Preventing the breakup of the American Indian family is the fundamental goal of the Indian Child Welfare Act (ICWA). However, few models exist to provide CPS workers and other practitioners with effective and practical strategies to help achieve this goal. This article presents a collaborative and trauma-informed family preservation practice model for Indian Child Welfare services with urban-based American Indian families. The model encompasses both systemic and direct practice efforts that assist families facing multiple challenges in creating a nurturing and more stable family life. System-level interventions improve the cultural responsiveness of providers, encourage partnerships between CPS and community-based providers, and support ICWA compliance. Direct practice interventions, in the form of intensive case management and treatment services, help parents/caregivers become more capable of meeting their own and their children's needs by addressing challenges such as substance abuse, trauma and other mental health challenges, domestic violence, and housing instability. Evaluation of the practice model suggests that it shows promise in preventing out-of-home placement of Native children, while at the same time improving parental capacity, family safety, child well-being, and family environment.

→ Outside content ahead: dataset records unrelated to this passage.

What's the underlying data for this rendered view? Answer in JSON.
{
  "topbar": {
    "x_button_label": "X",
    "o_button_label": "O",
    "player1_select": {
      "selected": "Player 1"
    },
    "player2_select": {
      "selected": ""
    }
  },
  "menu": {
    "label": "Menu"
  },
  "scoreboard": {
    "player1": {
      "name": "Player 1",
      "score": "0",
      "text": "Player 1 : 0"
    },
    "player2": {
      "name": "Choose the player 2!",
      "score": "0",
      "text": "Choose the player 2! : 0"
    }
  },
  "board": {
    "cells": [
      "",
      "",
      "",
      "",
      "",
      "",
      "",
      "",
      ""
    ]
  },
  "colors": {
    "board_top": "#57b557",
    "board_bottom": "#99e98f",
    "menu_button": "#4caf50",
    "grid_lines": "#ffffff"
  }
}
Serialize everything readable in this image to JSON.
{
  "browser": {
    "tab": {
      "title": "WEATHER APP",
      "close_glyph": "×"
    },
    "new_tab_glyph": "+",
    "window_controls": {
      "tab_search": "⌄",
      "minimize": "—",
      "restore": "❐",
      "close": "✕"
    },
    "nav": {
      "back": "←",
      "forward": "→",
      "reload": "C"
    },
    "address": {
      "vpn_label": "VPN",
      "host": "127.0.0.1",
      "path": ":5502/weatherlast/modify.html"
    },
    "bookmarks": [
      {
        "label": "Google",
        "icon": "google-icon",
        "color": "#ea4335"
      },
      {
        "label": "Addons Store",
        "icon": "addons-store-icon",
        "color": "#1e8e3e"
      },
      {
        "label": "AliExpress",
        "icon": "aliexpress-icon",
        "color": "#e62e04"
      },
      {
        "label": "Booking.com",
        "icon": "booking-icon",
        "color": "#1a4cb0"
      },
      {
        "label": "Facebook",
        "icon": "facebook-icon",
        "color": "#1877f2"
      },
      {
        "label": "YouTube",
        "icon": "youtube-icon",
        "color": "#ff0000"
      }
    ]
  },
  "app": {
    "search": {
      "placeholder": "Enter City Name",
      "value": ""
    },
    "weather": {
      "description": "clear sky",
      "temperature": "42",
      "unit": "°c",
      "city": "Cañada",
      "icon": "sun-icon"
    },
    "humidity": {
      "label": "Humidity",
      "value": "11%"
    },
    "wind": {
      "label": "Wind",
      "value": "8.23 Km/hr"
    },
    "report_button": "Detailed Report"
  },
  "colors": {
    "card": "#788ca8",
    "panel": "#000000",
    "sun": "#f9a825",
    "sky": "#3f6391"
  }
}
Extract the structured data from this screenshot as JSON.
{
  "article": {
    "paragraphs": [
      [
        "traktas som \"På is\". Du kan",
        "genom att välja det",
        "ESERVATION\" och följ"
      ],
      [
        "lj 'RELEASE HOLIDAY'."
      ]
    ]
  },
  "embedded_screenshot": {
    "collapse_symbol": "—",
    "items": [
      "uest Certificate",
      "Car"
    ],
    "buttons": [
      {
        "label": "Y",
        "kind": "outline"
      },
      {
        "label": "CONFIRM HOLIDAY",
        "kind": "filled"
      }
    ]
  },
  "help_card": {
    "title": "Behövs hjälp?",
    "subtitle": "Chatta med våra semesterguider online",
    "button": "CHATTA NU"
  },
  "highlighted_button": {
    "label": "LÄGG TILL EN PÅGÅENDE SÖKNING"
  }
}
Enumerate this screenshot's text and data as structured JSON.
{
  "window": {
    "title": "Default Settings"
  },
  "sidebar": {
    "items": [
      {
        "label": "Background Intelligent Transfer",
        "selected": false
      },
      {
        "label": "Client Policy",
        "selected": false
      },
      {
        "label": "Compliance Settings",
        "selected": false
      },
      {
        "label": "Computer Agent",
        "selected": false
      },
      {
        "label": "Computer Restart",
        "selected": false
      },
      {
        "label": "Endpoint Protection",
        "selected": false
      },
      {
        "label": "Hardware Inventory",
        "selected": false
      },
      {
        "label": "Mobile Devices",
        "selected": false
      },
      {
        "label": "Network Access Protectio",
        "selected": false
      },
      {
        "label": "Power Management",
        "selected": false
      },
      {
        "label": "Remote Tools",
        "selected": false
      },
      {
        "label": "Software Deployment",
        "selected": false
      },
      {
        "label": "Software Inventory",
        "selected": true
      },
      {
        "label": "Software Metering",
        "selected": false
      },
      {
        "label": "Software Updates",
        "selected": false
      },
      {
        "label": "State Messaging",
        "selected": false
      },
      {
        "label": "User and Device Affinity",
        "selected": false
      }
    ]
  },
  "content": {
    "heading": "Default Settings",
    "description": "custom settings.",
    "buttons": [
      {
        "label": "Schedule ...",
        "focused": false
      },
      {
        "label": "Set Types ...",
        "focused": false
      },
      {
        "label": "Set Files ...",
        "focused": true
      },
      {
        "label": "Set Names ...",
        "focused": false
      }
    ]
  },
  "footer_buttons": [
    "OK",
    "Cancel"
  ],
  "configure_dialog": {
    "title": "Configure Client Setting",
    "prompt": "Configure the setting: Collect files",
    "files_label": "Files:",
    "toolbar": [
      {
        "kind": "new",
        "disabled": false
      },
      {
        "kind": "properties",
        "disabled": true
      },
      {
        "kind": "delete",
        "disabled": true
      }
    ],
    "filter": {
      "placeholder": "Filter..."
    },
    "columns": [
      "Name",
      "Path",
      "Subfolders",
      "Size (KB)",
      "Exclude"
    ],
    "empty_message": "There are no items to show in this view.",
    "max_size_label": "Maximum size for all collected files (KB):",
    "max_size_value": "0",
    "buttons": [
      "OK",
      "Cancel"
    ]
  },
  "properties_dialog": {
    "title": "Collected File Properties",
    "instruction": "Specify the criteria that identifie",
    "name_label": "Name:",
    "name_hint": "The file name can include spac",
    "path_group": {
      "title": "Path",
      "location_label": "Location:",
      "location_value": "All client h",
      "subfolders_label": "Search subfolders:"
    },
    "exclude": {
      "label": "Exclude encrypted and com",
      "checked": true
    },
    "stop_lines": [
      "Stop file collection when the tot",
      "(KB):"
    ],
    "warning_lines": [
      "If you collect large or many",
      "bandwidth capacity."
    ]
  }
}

Lucero, Nancy M.; Bussey, Marian
Child Welfare League of America
Child welfare; Families; Indigenous peoples of the Americas; Interprofessional relations; Interviewing; Medical care; Metropolitan areas; Human services programs; Human services programs -- Evaluation; United States; Children's accident prevention; Descriptive statistics